§ Your instructions: Collect each line of the entries that holds the string "this".

§ Supplied entries:
-----
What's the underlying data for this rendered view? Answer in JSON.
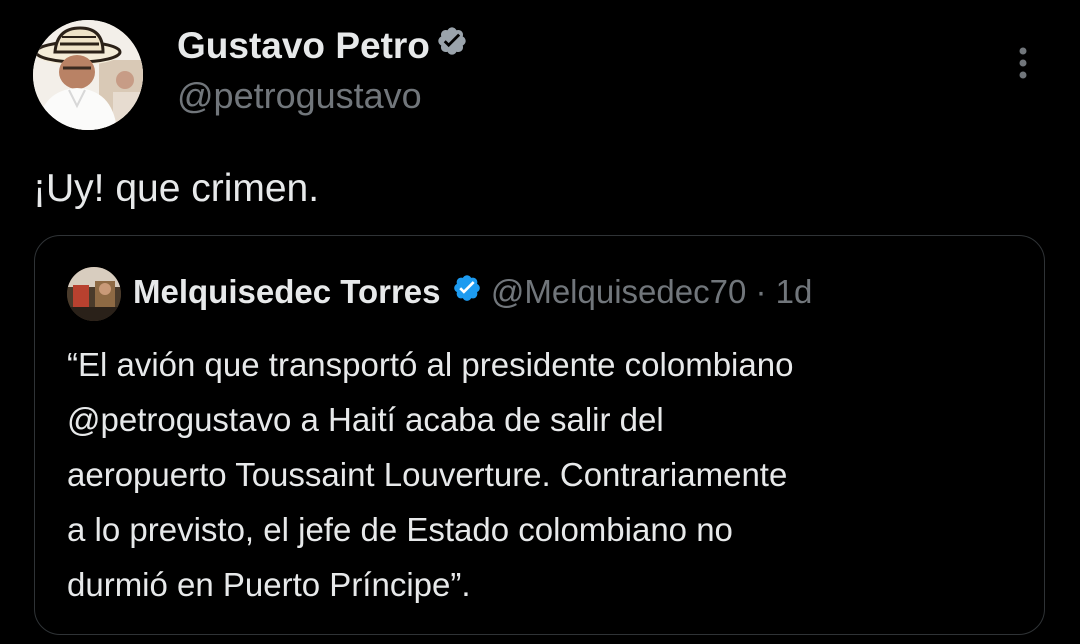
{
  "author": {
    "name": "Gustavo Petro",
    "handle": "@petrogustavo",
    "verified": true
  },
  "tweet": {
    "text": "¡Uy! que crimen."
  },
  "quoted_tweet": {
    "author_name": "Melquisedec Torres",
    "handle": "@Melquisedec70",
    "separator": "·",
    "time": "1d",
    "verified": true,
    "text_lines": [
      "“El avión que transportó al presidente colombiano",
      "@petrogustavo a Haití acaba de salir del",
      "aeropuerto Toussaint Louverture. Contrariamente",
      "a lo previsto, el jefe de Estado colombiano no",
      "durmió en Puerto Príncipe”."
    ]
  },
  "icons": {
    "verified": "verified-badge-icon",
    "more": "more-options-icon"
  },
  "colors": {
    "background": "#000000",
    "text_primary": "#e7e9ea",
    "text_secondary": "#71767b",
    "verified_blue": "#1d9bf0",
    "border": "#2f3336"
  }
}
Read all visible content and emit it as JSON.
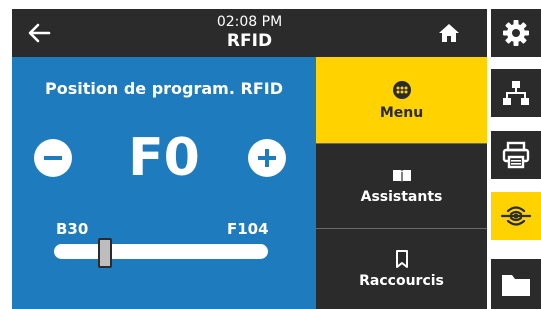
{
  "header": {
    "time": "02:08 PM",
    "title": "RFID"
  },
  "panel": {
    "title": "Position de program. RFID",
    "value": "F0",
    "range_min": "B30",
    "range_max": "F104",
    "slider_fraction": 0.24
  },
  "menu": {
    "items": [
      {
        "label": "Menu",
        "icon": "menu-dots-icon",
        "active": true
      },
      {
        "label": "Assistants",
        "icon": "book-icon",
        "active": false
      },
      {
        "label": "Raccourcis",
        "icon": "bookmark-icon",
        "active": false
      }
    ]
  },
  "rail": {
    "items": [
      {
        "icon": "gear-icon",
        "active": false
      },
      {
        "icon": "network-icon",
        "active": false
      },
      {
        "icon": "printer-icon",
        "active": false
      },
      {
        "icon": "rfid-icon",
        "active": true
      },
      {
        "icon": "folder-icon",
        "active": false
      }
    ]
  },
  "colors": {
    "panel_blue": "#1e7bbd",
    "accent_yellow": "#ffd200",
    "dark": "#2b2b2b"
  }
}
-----
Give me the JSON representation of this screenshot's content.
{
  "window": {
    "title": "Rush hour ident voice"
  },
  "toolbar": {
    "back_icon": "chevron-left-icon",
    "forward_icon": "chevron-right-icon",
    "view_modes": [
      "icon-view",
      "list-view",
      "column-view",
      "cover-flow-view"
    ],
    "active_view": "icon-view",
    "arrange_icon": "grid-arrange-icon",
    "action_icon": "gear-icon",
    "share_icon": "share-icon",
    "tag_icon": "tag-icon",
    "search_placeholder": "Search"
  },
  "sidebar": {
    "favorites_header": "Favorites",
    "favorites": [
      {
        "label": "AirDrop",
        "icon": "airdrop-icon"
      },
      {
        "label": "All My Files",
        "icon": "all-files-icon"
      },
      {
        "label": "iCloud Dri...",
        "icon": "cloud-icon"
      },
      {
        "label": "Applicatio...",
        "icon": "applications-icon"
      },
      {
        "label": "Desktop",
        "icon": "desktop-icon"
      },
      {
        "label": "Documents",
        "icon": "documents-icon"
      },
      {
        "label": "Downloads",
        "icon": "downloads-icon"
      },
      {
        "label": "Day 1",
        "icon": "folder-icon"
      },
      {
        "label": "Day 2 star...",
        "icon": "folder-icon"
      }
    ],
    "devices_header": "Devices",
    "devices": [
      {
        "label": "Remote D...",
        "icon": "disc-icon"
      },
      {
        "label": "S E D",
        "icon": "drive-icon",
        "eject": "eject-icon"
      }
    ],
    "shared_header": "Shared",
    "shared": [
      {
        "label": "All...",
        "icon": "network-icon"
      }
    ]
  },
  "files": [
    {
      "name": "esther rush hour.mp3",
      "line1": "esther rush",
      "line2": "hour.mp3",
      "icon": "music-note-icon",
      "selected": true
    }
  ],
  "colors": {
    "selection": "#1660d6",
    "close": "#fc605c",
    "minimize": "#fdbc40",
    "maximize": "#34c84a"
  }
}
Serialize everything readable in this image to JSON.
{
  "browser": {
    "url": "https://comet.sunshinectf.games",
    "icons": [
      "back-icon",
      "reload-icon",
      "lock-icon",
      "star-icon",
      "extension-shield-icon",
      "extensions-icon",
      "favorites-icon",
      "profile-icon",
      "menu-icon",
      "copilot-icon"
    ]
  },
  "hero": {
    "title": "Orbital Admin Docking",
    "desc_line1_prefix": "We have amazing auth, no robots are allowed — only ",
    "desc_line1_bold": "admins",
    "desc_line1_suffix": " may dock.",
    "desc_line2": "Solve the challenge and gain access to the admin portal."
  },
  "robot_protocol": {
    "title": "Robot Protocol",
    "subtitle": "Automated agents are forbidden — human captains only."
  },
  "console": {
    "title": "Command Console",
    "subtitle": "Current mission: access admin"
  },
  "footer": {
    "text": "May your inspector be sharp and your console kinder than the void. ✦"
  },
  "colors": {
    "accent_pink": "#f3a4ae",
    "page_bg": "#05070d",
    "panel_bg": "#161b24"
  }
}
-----
§ Answer box:
What's the underlying data for this rendered view? Answer in JSON.
Give me the JSON representation of this screenshot's content.
Serialize everything readable in this image to JSON.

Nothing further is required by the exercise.